PROBLEM.
Every entry has to be restated word for word.
──────
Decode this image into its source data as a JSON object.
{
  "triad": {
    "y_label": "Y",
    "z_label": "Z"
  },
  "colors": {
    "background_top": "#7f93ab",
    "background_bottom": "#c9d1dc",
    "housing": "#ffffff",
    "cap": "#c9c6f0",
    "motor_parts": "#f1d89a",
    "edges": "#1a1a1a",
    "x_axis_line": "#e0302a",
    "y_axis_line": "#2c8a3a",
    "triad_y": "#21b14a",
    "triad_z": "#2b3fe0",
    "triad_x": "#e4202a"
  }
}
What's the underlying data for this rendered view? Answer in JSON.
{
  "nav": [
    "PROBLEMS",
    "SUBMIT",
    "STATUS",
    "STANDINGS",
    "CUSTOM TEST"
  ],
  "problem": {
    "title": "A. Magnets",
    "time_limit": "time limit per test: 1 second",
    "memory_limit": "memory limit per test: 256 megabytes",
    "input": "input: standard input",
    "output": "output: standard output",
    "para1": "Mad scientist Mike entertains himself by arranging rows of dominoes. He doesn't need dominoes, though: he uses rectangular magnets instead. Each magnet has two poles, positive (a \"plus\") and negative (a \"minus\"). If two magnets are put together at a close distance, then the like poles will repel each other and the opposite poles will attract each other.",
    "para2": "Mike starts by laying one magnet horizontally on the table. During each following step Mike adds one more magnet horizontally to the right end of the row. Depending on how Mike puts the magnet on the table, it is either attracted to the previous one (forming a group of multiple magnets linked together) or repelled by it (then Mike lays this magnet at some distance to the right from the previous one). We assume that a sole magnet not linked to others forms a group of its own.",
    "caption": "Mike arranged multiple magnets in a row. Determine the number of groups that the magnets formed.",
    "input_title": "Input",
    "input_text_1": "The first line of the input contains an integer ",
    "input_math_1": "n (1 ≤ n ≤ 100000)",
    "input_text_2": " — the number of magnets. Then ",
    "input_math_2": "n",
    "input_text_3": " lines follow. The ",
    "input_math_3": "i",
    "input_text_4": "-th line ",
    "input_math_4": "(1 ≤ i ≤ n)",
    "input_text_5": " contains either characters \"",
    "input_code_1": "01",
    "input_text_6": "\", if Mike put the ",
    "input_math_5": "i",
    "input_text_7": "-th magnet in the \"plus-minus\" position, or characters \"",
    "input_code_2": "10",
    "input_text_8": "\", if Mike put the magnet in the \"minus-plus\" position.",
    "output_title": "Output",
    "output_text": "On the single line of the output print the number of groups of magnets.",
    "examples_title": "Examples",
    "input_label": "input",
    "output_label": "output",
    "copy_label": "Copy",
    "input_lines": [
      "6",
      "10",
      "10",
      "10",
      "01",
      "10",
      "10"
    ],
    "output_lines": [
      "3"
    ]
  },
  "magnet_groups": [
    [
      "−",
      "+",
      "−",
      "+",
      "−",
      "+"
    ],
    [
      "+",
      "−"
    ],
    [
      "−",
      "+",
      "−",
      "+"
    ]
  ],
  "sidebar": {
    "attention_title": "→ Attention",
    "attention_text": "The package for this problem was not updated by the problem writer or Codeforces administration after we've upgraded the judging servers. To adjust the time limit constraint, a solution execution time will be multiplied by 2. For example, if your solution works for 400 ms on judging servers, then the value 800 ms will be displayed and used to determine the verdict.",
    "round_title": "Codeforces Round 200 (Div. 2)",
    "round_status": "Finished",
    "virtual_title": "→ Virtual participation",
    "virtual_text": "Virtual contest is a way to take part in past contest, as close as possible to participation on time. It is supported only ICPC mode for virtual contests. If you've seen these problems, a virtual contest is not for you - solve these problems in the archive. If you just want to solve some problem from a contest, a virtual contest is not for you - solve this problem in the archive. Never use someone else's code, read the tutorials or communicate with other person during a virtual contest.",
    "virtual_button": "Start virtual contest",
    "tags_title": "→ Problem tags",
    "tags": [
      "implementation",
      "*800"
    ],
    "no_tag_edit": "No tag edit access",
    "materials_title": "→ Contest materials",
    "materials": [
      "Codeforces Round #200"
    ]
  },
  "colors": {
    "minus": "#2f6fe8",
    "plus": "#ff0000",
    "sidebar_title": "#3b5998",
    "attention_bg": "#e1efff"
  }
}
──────
RESULT FOR THIS TASK.
Decode this image into its source data as a JSON object.
{
  "triad": {
    "y_label": "Y",
    "z_label": "Z"
  },
  "colors": {
    "background_top": "#7f93ab",
    "background_bottom": "#c9d1dc",
    "housing": "#ffffff",
    "cap": "#c9c6f0",
    "motor_parts": "#f1d89a",
    "edges": "#1a1a1a",
    "x_axis_line": "#e0302a",
    "y_axis_line": "#2c8a3a",
    "triad_y": "#21b14a",
    "triad_z": "#2b3fe0",
    "triad_x": "#e4202a"
  }
}
What's the underlying data for this rendered view? Answer in JSON.
{
  "nav": [
    "PROBLEMS",
    "SUBMIT",
    "STATUS",
    "STANDINGS",
    "CUSTOM TEST"
  ],
  "problem": {
    "title": "A. Magnets",
    "time_limit": "time limit per test: 1 second",
    "memory_limit": "memory limit per test: 256 megabytes",
    "input": "input: standard input",
    "output": "output: standard output",
    "para1": "Mad scientist Mike entertains himself by arranging rows of dominoes. He doesn't need dominoes, though: he uses rectangular magnets instead. Each magnet has two poles, positive (a \"plus\") and negative (a \"minus\"). If two magnets are put together at a close distance, then the like poles will repel each other and the opposite poles will attract each other.",
    "para2": "Mike starts by laying one magnet horizontally on the table. During each following step Mike adds one more magnet horizontally to the right end of the row. Depending on how Mike puts the magnet on the table, it is either attracted to the previous one (forming a group of multiple magnets linked together) or repelled by it (then Mike lays this magnet at some distance to the right from the previous one). We assume that a sole magnet not linked to others forms a group of its own.",
    "caption": "Mike arranged multiple magnets in a row. Determine the number of groups that the magnets formed.",
    "input_title": "Input",
    "input_text_1": "The first line of the input contains an integer ",
    "input_math_1": "n (1 ≤ n ≤ 100000)",
    "input_text_2": " — the number of magnets. Then ",
    "input_math_2": "n",
    "input_text_3": " lines follow. The ",
    "input_math_3": "i",
    "input_text_4": "-th line ",
    "input_math_4": "(1 ≤ i ≤ n)",
    "input_text_5": " contains either characters \"",
    "input_code_1": "01",
    "input_text_6": "\", if Mike put the ",
    "input_math_5": "i",
    "input_text_7": "-th magnet in the \"plus-minus\" position, or characters \"",
    "input_code_2": "10",
    "input_text_8": "\", if Mike put the magnet in the \"minus-plus\" position.",
    "output_title": "Output",
    "output_text": "On the single line of the output print the number of groups of magnets.",
    "examples_title": "Examples",
    "input_label": "input",
    "output_label": "output",
    "copy_label": "Copy",
    "input_lines": [
      "6",
      "10",
      "10",
      "10",
      "01",
      "10",
      "10"
    ],
    "output_lines": [
      "3"
    ]
  },
  "magnet_groups": [
    [
      "−",
      "+",
      "−",
      "+",
      "−",
      "+"
    ],
    [
      "+",
      "−"
    ],
    [
      "−",
      "+",
      "−",
      "+"
    ]
  ],
  "sidebar": {
    "attention_title": "→ Attention",
    "attention_text": "The package for this problem was not updated by the problem writer or Codeforces administration after we've upgraded the judging servers. To adjust the time limit constraint, a solution execution time will be multiplied by 2. For example, if your solution works for 400 ms on judging servers, then the value 800 ms will be displayed and used to determine the verdict.",
    "round_title": "Codeforces Round 200 (Div. 2)",
    "round_status": "Finished",
    "virtual_title": "→ Virtual participation",
    "virtual_text": "Virtual contest is a way to take part in past contest, as close as possible to participation on time. It is supported only ICPC mode for virtual contests. If you've seen these problems, a virtual contest is not for you - solve these problems in the archive. If you just want to solve some problem from a contest, a virtual contest is not for you - solve this problem in the archive. Never use someone else's code, read the tutorials or communicate with other person during a virtual contest.",
    "virtual_button": "Start virtual contest",
    "tags_title": "→ Problem tags",
    "tags": [
      "implementation",
      "*800"
    ],
    "no_tag_edit": "No tag edit access",
    "materials_title": "→ Contest materials",
    "materials": [
      "Codeforces Round #200"
    ]
  },
  "colors": {
    "minus": "#2f6fe8",
    "plus": "#ff0000",
    "sidebar_title": "#3b5998",
    "attention_bg": "#e1efff"
  }
}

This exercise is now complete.